Published On: Tue, Jun 10th, 2014

Sophie Okonedo Wins Tony For Best Performance by an Actress in a Play

The Oscar nominated British actress took home the award for her Broadway debut in the new revival of Lorraine Hansberry ‘s “A Raisin in the Sun”.


Sophie Okonedo Wins Tony For Best Performance by an Actress in a Play

 

Acclaimed British actress Sophie Okonedo has won the Tony award for “Best Performance by an Actress in a Play” at the 68th Annual Tony Awards at Radio City Music Hall last night, for her performance as Ruth Younger in the Broadway revival of Lorraine Hansberry’s “A Raisin in the Sun”. The play, about a Chicago family seeking to become wealthy, also stars Denzel Washington.

In a gracious, heartfelt speech, the London-born actress thanked producer Scott Rudin, who “somehow had the vision that a Jewish Nigerian Brit could come over the pond and play one of America’s most iconic parts.”

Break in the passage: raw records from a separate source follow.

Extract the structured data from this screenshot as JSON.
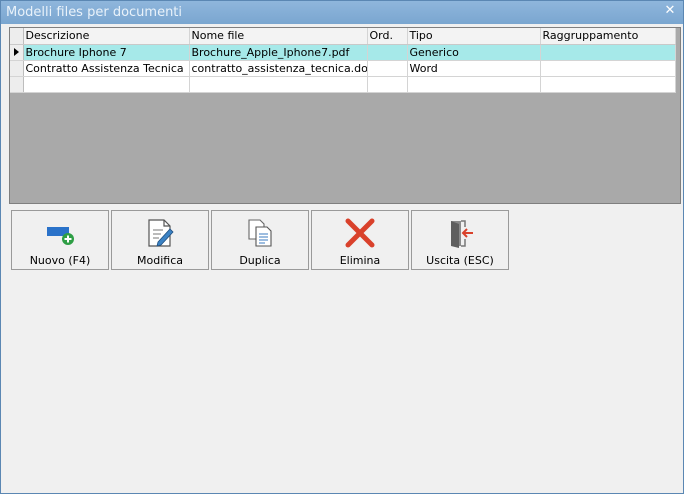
{
  "window": {
    "title": "Modelli files per documenti"
  },
  "grid": {
    "columns": [
      "Descrizione",
      "Nome file",
      "Ord.",
      "Tipo",
      "Raggruppamento"
    ],
    "rows": [
      {
        "descrizione": "Brochure Iphone 7",
        "nome_file": "Brochure_Apple_Iphone7.pdf",
        "ord": "",
        "tipo": "Generico",
        "raggruppamento": ""
      },
      {
        "descrizione": "Contratto Assistenza Tecnica",
        "nome_file": "contratto_assistenza_tecnica.doc",
        "ord": "",
        "tipo": "Word",
        "raggruppamento": ""
      }
    ]
  },
  "toolbar": {
    "nuovo": "Nuovo (F4)",
    "modifica": "Modifica",
    "duplica": "Duplica",
    "elimina": "Elimina",
    "uscita": "Uscita (ESC)"
  },
  "icons": {
    "nuovo": "add-icon",
    "modifica": "edit-document-icon",
    "duplica": "copy-document-icon",
    "elimina": "delete-x-icon",
    "uscita": "exit-door-icon",
    "close": "close-icon"
  },
  "colors": {
    "titlebar": "#7aa6d0",
    "selected_row": "#a6e9e9",
    "delete": "#d9412b"
  }
}
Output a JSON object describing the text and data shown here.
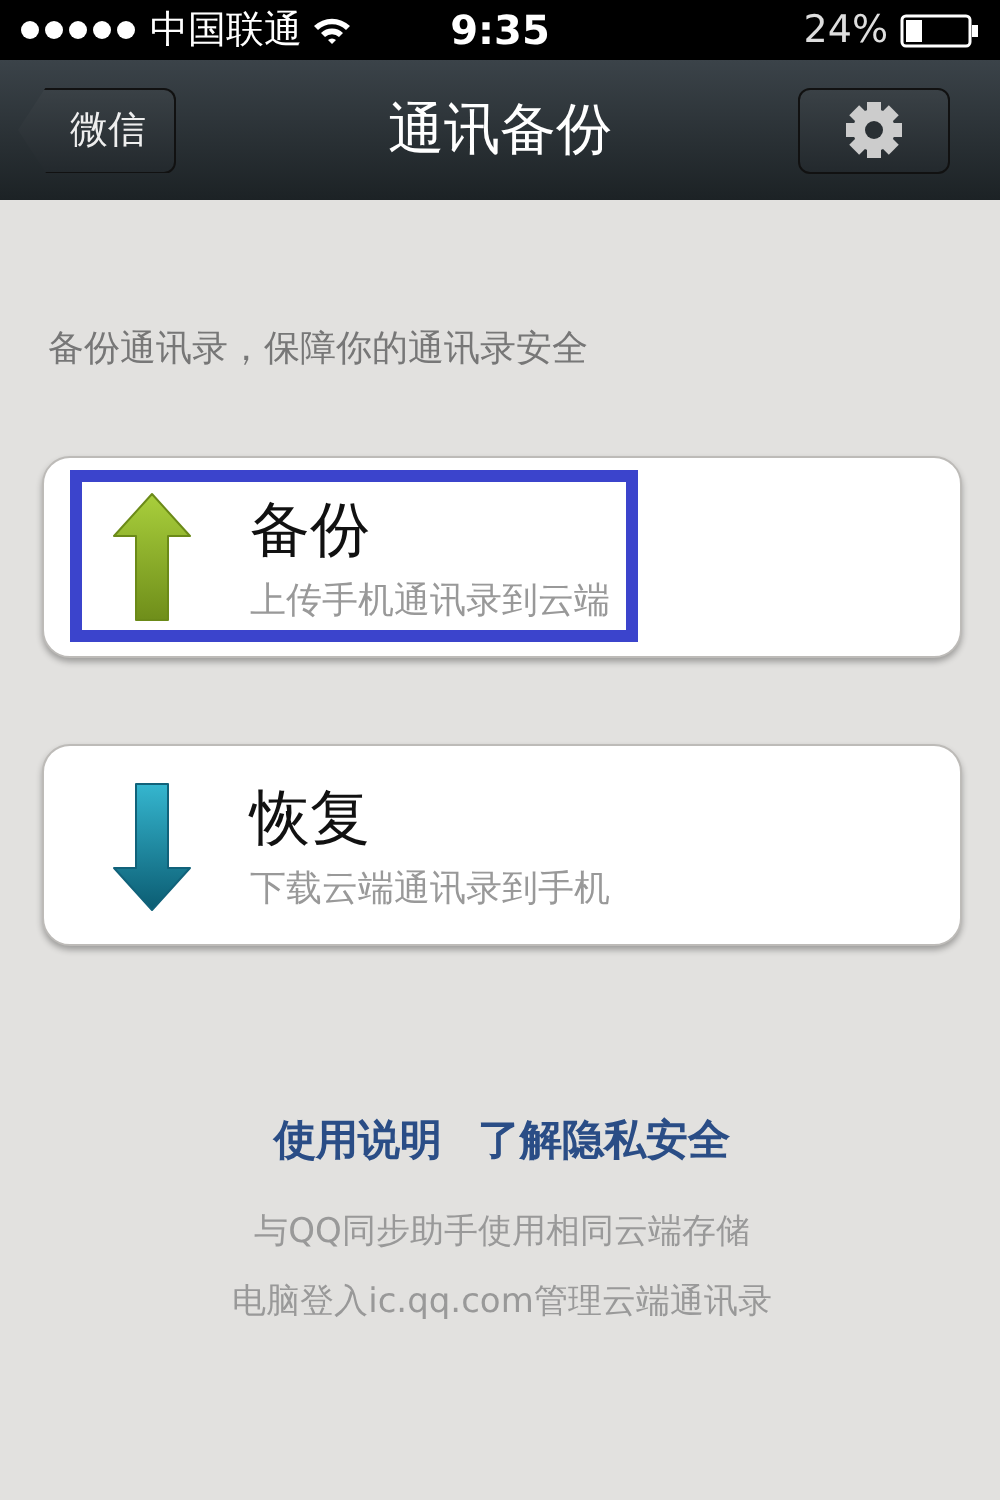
{
  "status_bar": {
    "carrier": "中国联通",
    "time": "9:35",
    "battery": "24%"
  },
  "nav_bar": {
    "back_button": "微信",
    "title": "通讯备份"
  },
  "intro": "备份通讯录，保障你的通讯录安全",
  "actions": [
    {
      "kind": "upload",
      "title": "备份",
      "subtitle": "上传手机通讯录到云端",
      "highlighted": true
    },
    {
      "kind": "download",
      "title": "恢复",
      "subtitle": "下载云端通讯录到手机",
      "highlighted": false
    }
  ],
  "links": [
    "使用说明",
    "了解隐私安全"
  ],
  "notes": [
    "与QQ同步助手使用相同云端存储",
    "电脑登入ic.qq.com管理云端通讯录"
  ]
}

The mention of her Jewish roots prompted “Jewish Nigerian Brit” to trend on Twitter under the hashtag #TonyAwards, The Jewish Week reports.

Okonedo is best-known for her starring role in the 2004 film “Hotel Rwanda”, for which she was nominated for an Oscar, as well as a Screen Actors Guild Award. She has also received honours for her television work, including a Golden Globe nomination for her role in the 2006 mini-series “Tsunami: The Aftermath” and BAFTA nominations for her role in the legal thriller series “Criminal Justice”, and her portrayal of Winnie Mandela in the 2010 TV movie “Mrs. Mandela”.

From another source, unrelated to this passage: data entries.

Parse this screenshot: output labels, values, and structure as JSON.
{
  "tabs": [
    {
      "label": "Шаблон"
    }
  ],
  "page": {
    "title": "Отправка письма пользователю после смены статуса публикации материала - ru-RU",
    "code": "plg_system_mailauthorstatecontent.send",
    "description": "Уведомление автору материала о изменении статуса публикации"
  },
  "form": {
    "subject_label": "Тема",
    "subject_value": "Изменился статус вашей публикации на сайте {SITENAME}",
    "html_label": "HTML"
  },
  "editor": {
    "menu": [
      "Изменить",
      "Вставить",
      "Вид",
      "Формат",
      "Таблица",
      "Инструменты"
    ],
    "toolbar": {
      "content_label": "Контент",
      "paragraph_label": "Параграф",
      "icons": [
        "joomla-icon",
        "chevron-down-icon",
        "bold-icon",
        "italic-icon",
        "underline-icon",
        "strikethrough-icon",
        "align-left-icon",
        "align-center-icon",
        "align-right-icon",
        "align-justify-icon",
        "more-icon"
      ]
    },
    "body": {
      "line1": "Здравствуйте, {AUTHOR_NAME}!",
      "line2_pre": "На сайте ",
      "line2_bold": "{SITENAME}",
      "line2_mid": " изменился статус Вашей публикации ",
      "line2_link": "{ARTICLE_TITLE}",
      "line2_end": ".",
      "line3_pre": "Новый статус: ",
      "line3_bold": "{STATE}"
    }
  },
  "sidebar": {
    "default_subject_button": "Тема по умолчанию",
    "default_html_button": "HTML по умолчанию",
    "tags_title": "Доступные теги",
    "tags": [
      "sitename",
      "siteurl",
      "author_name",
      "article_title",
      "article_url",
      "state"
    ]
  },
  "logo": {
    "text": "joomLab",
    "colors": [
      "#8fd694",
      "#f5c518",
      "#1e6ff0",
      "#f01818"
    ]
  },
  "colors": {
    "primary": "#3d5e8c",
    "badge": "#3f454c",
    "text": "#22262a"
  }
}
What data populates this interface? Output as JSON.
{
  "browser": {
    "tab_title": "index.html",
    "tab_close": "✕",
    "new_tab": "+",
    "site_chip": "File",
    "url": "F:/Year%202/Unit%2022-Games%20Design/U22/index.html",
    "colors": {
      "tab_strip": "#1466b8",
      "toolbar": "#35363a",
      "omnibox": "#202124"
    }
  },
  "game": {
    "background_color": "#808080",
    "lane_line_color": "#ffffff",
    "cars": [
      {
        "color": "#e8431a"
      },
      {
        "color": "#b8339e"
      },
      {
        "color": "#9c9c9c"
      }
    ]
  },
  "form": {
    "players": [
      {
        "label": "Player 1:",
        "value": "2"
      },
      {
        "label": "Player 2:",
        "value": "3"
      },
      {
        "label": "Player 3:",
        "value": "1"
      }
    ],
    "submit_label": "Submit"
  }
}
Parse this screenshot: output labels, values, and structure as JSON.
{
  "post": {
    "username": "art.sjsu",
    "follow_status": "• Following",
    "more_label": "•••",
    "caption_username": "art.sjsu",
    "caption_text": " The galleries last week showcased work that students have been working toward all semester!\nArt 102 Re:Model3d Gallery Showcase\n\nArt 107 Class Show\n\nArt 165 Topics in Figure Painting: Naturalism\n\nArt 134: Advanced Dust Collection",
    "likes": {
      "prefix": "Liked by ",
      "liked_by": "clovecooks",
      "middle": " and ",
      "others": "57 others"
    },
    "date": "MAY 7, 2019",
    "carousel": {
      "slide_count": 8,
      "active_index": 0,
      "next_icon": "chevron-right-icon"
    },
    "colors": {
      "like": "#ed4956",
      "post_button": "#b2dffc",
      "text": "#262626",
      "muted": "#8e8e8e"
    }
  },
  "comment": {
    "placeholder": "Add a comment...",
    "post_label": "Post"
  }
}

The actress, who was appointed Officer of the Order of the British Empire (OBE) in 2010, was born to an Ashkenazi Jewish mother and a Nigerian father, who abandoned the family when she was 5. She was brought up in her mother’s faith and attended a Reform synagogue in London with her grandparents, who were immigrants from Poland and Russia.

In 2009, she spoke passionately about her Jewish heritage to the Jewish Journal. “It’s all in my blood, ” she said, recalling her grandparents’ Jewish home. ”They celebrated all the holidays, and they spoke Yiddish when they didn’t want me to understand the conversation. I feel sad I didn’t learn Yiddish as a child. It’s such a fantastic language, so expressive. And now my grandparents are too old to teach me.”

“A Raisin in the Sun”, first performed in New York in 1959, is based upon a black family’s experiences in the Washington Park Subdivision of Chicago, which was the centre of racial segregation and violence in the 1920’s. The play also won a Tony for best revival and its director Kenny Leon grabbed the prize for best direction.

 

Read more about: , , , , , , ,

Wordpress site Developed by Fixing WordPress Problems